  • Buddha Dev (1923)
  • Gora Kumbhar (1923)
  • Guru Dronacharya (1923)
  • Jarasandha Vadha (1923)
  • Kanya Vikraya (1923)
  • Jayadratha Vadh (1924)
  • Kanya Vikraya (1924)
  • Ram Ravan Yuddha (1924)
  • Shivajichi Agryahun Sutaka (1924)
  • Sundopasund (1924)
  • Anant Vrat (1925)
  • Kakashebanchya Dolyat Jhanjhanit Anjan (1925)
  • Satyabhama (1925)
  • Simantak Mani (1925)
  • Datta Janma (1925)
  • Bhakta Pralhad (1926)
  • Bhim Sanjeevan (1926)
  • Keechaka Vadh (1926)
  • Sant Eknath (1926)
  • Bhakta Sudama (1927)
  • Draupadi Vastraharan (1927)
  • Hanuman Janma (1927)
  • Madalasa (1927)
  • Vasantsena (1929)
  • Khuda Parasta (1930)
  • Amir Khan (1931)

References

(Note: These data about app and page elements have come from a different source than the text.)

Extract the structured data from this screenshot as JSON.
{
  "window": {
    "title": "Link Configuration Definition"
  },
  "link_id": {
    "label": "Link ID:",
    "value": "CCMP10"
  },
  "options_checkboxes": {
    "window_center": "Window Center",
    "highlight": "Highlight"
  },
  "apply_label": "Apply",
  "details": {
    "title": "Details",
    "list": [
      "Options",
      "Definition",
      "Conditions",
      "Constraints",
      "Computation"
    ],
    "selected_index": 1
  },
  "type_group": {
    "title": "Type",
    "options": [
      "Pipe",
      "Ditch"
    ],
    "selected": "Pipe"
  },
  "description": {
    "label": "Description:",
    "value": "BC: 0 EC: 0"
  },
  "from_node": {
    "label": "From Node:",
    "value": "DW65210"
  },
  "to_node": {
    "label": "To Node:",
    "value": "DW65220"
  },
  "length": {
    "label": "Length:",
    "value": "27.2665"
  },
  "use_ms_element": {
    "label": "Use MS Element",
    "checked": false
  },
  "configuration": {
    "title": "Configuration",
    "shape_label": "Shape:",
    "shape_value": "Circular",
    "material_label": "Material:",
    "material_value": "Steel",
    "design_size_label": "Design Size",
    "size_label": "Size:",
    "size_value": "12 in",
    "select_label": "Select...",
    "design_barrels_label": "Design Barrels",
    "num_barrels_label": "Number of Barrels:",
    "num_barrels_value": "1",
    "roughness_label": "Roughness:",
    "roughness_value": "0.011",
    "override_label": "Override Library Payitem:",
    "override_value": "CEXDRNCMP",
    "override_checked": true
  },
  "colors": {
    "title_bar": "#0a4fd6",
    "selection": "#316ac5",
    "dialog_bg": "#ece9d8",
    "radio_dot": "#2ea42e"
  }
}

  1. 1.0 1.1 Brigitte Schulze (2003). Humanist and Emotional Beginnings of a Nationalist Indian Cinema in Bombay: With Kracauer in the Footsteps of Phalke. Avinus. ISBN 978-3-930064-12-0. Retrieved 5 April 2013.<templatestyles src="Module:Citation/CS1/styles.css"></templatestyles>
  2. 2.0 2.1 2.2 Mihir Bose (2006). Bollywood: A History. Tempus Pub. pp. 50, 52. ISBN 978-0-7524-2835-2. Retrieved 5 April 2013.<templatestyles src="Module:Citation/CS1/styles.css"></templatestyles>
  3. Rachel Dwyer (30 August 2006). Filming the Gods: Religion and Indian Cinema. Routledge. p. 23. ISBN 978-0-203-08865-4. Retrieved 5 April 2013.<templatestyles src="Module:Citation/CS1/styles.css"></templatestyles>
  4. Prabodh Maitra (1995). 100 years of cinema. Nandan. p. 159. Retrieved 5 April 2013.<templatestyles src="Module:Citation/CS1/styles.css"></templatestyles>
  5. Gopa Sabharwal (1 June 2000). The Indian millennium, AD 1000-2000. Penguin Books. p. 453. ISBN 978-0-14-029521-4. Retrieved 5 April 2013.<templatestyles src="Module:Citation/CS1/styles.css"></templatestyles>
  6. 6.0 6.1 Neepa Majumdar (2 October 2009). Wanted Cultured Ladies Only!: Female Stardom and Cinema in India, 1930s-1950s. University of Illinois Press. p. 224. ISBN 978-0-252-09178-0. Retrieved 5 April 2013.<templatestyles src="Module:Citation/CS1/styles.css"></templatestyles>
  7. Bhagwan Das Garga (1996). So many cinemas: the motion picture in India. Eminence Designs. p. 21. ISBN 978-81-900602-1-9. Retrieved 5 April 2013.<templatestyles src="Module:Citation/CS1/styles.css"></templatestyles>
  8. CITWF
  9. "Anna Salunke". Entertainment Bureau. Retrieved 7 March 2013.<templatestyles src="Module:Citation/CS1/styles.css"></templatestyles>

External links